Farm Service Agency Programs:
- Emergency Conservation Program (ECP) helps farmers and ranchers repair damage to farmlands caused by natural disasters and helps put in place water conservation methods during severe drought. Learn more about ECP.
- Emergency Forest Restoration Program (EFRP) helps owners of non-industrial private forests restore forest health damaged by natural disasters. Learn more about EFRP.
- Livestock Indemnity Program (LIP) provides benefits to livestock producers for livestock deaths in excess of normal mortality caused by adverse weather or by attacks by animals reintroduced into the wild by the federal government. Learn more about LIP.
- Emergency Assistance for Livestock, Honeybees, and Farm-Raised Fish (ELAP) provides emergency assistance to eligible producers of livestock, honeybees and farm-raised fish for losses due to disease (including cattle tick fever), adverse weather, or other conditions, such as blizzards and wildfires, not covered by LFP and LIP. Learn more about ELAP.
- Emergency Loan Program provides loans to help producers recover from production and physical losses due to drought, flooding, other natural disasters, or quarantine by animal quarantine laws or imposed by the Secretary under the Plant Protection Act.
- Disaster Set-Aside Program provides producers who have existing direct loans with FSA who are unable to make the scheduled payments to move up to one full year’s payment to the end of the loan. Assistance is available in counties, or contiguous counties, who have been designated as emergencies by the President, Secretary or FSA Administrator.
- Noninsured Disaster Assistance Program (NAP) pays covered producers of covered non-insurable crops when low yields, loss of inventory, or prevented planting occur due to natural disasters (includes native grass for grazing). Eligible producers must have purchased NAP coverage for the current crop year. Learn more about NAP.
- Tree Assistance Program (TAP) provides financial assistance to qualifying orchardists and nursery tree growers to replant or rehabilitate eligible trees, bushes, and vines damaged by natural disasters. Learn more about TAP.
- The Environmental Quality Incentives Program (EQIP) is a voluntary program that provides financial and technical assistance to agricultural producers through contracts up to a maximum term of ten years in length. Learn more about EQIP
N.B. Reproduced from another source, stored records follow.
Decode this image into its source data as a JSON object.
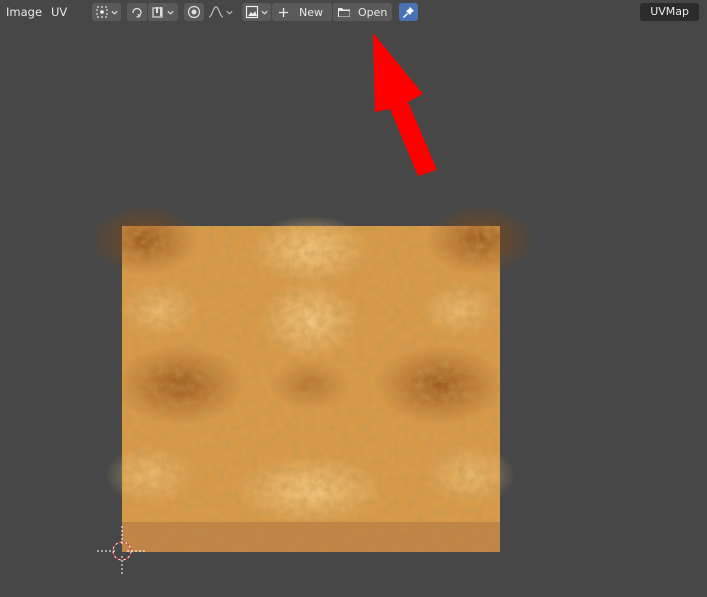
{
  "header": {
    "menus": [
      "Image",
      "UV"
    ],
    "new_label": "New",
    "open_label": "Open",
    "uv_map_label": "UVMap",
    "icons": [
      "pivot-icon",
      "sync-icon",
      "snap-icon",
      "proportional-edit-icon",
      "falloff-icon",
      "image-browse-icon",
      "plus-icon",
      "folder-icon",
      "pin-icon"
    ]
  },
  "colors": {
    "background": "#474747",
    "button": "#5a5a5a",
    "button_active": "#4772b3",
    "annotation_arrow": "#ff0000",
    "texture_base": "#d89a4a"
  }
}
- The Emergency Watershed Protection (EWP) Program, a federal emergency recovery program, helps local communities recover after a natural disaster strikes. The program offers technical and financial assistance to help local communities relieve imminent threats to life and property caused by floods, fires, windstorms and other natural disasters that impair a watershed. Learn more about EWP.
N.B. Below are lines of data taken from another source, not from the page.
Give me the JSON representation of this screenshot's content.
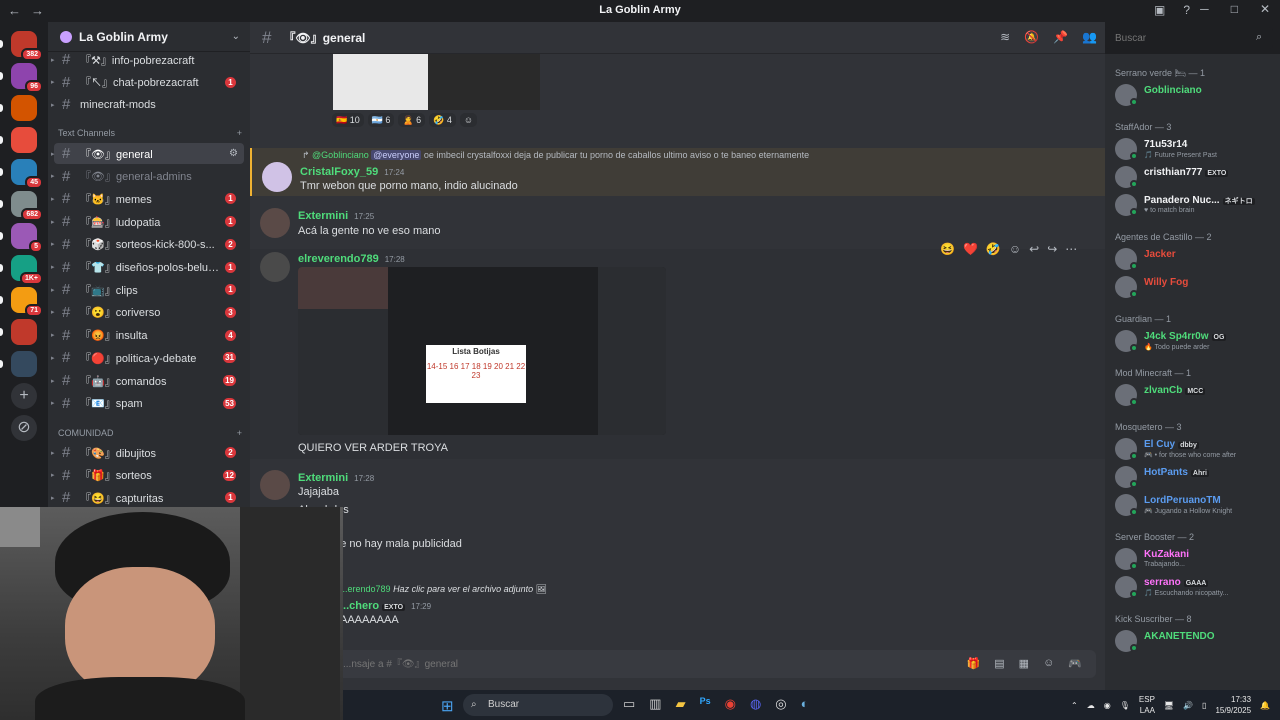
{
  "window": {
    "title": "La Goblin Army",
    "nav_back": "←",
    "nav_forward": "→",
    "minimize": "─",
    "maximize": "□",
    "close": "✕"
  },
  "servers": [
    {
      "badge": "382",
      "color": "#c0392b"
    },
    {
      "badge": "96",
      "color": "#8e44ad"
    },
    {
      "badge": "",
      "color": "#d35400"
    },
    {
      "badge": "",
      "color": "#e74c3c"
    },
    {
      "badge": "45",
      "color": "#2980b9"
    },
    {
      "badge": "682",
      "color": "#7f8c8d"
    },
    {
      "badge": "5",
      "color": "#9b59b6"
    },
    {
      "badge": "1K+",
      "color": "#16a085"
    },
    {
      "badge": "71",
      "color": "#f39c12"
    },
    {
      "badge": "",
      "color": "#c0392b"
    },
    {
      "badge": "",
      "color": "#34495e"
    }
  ],
  "server_actions": {
    "add": "+",
    "discover": "⊘"
  },
  "guild": {
    "name": "La Goblin Army",
    "chevron": "⌄"
  },
  "channels_top": [
    {
      "name": "『⚒』info-pobrezacraft",
      "count": ""
    },
    {
      "name": "『↖』chat-pobrezacraft",
      "count": "1"
    },
    {
      "name": "minecraft-mods",
      "count": ""
    }
  ],
  "categories": {
    "text": "Text Channels",
    "comunidad": "COMUNIDAD",
    "add": "+"
  },
  "channels_text": [
    {
      "name": "『👁』general",
      "count": "",
      "active": true
    },
    {
      "name": "『👁』general-admins",
      "count": "",
      "muted": true
    },
    {
      "name": "『🐱』memes",
      "count": "1"
    },
    {
      "name": "『🎰』ludopatia",
      "count": "1"
    },
    {
      "name": "『🎲』sorteos-kick-800-s...",
      "count": "2"
    },
    {
      "name": "『👕』diseños-polos-beluga-ar...",
      "count": "1"
    },
    {
      "name": "『📺』clips",
      "count": "1"
    },
    {
      "name": "『😮』coriverso",
      "count": "3"
    },
    {
      "name": "『😡』insulta",
      "count": "4"
    },
    {
      "name": "『🔴』politica-y-debate",
      "count": "31"
    },
    {
      "name": "『🤖』comandos",
      "count": "19"
    },
    {
      "name": "『📧』spam",
      "count": "53"
    }
  ],
  "channels_comunidad": [
    {
      "name": "『🎨』dibujitos",
      "count": "2"
    },
    {
      "name": "『🎁』sorteos",
      "count": "12"
    },
    {
      "name": "『😆』capturitas",
      "count": "1"
    }
  ],
  "header": {
    "channel": "『👁』general"
  },
  "search": {
    "placeholder": "Buscar"
  },
  "messages": {
    "reactions": [
      "🇪🇸 10",
      "🇦🇷 6",
      "🙎 6",
      "🤣 4",
      "☺"
    ],
    "m1": {
      "reply_author": "@Goblinciano",
      "reply_mention": "@everyone",
      "reply_text": "oe imbecil crystalfoxxi deja de publicar tu porno de caballos ultimo aviso o te baneo eternamente",
      "author": "CristalFoxy_59",
      "time": "17:24",
      "text": "Tmr webon que porno mano, indio alucinado"
    },
    "m2": {
      "author": "Extermini",
      "time": "17:25",
      "text": "Acá la gente no ve eso mano"
    },
    "m3": {
      "author": "elreverendo789",
      "time": "17:28",
      "caption": "QUIERO VER ARDER TROYA",
      "image_text": "Lista Botijas",
      "image_nums": "14-15 16 17 18 19 20 21 22 23"
    },
    "m4": {
      "author": "Extermini",
      "time": "17:28",
      "line1": "Jajajaba",
      "line2": "Ale wbdes",
      "line3": "...cen que no hay mala publicidad"
    },
    "m5": {
      "reply_author": "...erendo789",
      "reply_text": "Haz clic para ver el archivo adjunto",
      "author": "...chero",
      "tag": "EXTO",
      "time": "17:29",
      "text": "AAAAAAAA"
    }
  },
  "hover_actions": [
    "😆",
    "❤️",
    "🤣",
    "☺",
    "↩",
    "↪",
    "⋯"
  ],
  "composer": {
    "placeholder": "...nsaje a #『👁』general"
  },
  "members": {
    "groups": [
      {
        "title": "Serrano verde 🛏 — 1",
        "items": [
          {
            "name": "Goblinciano",
            "color": "#4fdc7b",
            "sub": "",
            "tag": ""
          }
        ]
      },
      {
        "title": "StaffAdor — 3",
        "items": [
          {
            "name": "71u53r14",
            "color": "#f2f3f5",
            "sub": "🎵 Future Present Past",
            "tag": ""
          },
          {
            "name": "cristhian777",
            "color": "#f2f3f5",
            "sub": "",
            "tag": "EXTO"
          },
          {
            "name": "Panadero Nuc...",
            "color": "#f2f3f5",
            "sub": "♥ to match brain",
            "tag": "ネギトロ"
          }
        ]
      },
      {
        "title": "Agentes de Castillo — 2",
        "items": [
          {
            "name": "Jacker",
            "color": "#e74c3c",
            "sub": "",
            "tag": ""
          },
          {
            "name": "Willy Fog",
            "color": "#e74c3c",
            "sub": "",
            "tag": ""
          }
        ]
      },
      {
        "title": "Guardian — 1",
        "items": [
          {
            "name": "J4ck Sp4rr0w",
            "color": "#4fdc7b",
            "sub": "🔥 Todo puede arder",
            "tag": "OG"
          }
        ]
      },
      {
        "title": "Mod Minecraft — 1",
        "items": [
          {
            "name": "zlvanCb",
            "color": "#4fdc7b",
            "sub": "",
            "tag": "MCC"
          }
        ]
      },
      {
        "title": "Mosquetero — 3",
        "items": [
          {
            "name": "El Cuy",
            "color": "#5b9cf0",
            "sub": "🎮 • for those who come after",
            "tag": "dbby"
          },
          {
            "name": "HotPants",
            "color": "#5b9cf0",
            "sub": "",
            "tag": "Ahri"
          },
          {
            "name": "LordPeruanoTM",
            "color": "#5b9cf0",
            "sub": "🎮 Jugando a Hollow Knight",
            "tag": ""
          }
        ]
      },
      {
        "title": "Server Booster — 2",
        "items": [
          {
            "name": "KuZakani",
            "color": "#ff73fa",
            "sub": "Trabajando...",
            "tag": ""
          },
          {
            "name": "serrano",
            "color": "#ff73fa",
            "sub": "🎵 Escuchando nicopatty...",
            "tag": "GAAA"
          }
        ]
      },
      {
        "title": "Kick Suscriber — 8",
        "items": [
          {
            "name": "AKANETENDO",
            "color": "#4fdc7b",
            "sub": "",
            "tag": ""
          }
        ]
      }
    ]
  },
  "taskbar": {
    "search": "Buscar",
    "lang1": "ESP",
    "lang2": "LAA",
    "time": "17:33",
    "date": "15/9/2025"
  }
}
For the Risk Management Agency, producers should be in contact with their crop insurance providers.
Our USDA Agency contact information is as follows;
- RI NRCS Field Office: 401-828-1300
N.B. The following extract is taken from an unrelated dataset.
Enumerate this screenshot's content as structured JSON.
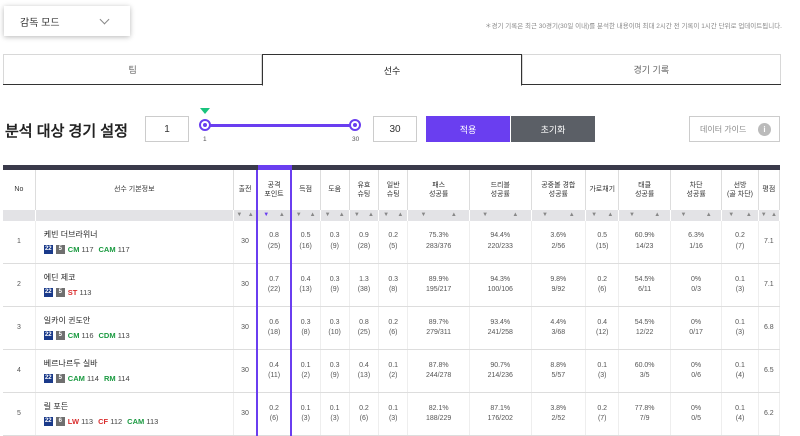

- RI FSA County Office: 401-828-3120 Option 2.
- RI FSA Farm Loan Team: 401-828-3120 Option 3.
Advice on Storm Prep for
those with Livestock
From Dr. Scott Marshall, RI State Veterinarian
- ANIMAL DISASTER / ANIMAL CARE PLAN links to the State of Rhode Island’s Animal Disaster/ Animal Care Plan. While most people will be able to evacuate ahead of a storm, farmers will likely have to shelter in place. There is plenty of good information in this plan on both evacuation and sheltering in place.
Some of the most relevant individual sheets from the above link that apply to livestock are:
If you need help or have a problem in regards to the storm and your animals, please call Heidi (RIFB) at 401-385-3339 (or during a storm/after hours you may try 401-602-5378) to be put in contact with Dr. Marshall (RIDEM).
EMERGENCY & DISASTER PREPAREDNESS from Grainger
What are your business continuity plans in the face of a catastrophic event? From pandemic response to weathering severe storms and recovering after a natural disaster, here’s a collection of measures to help bolster your emergency and disaster preparedness efforts.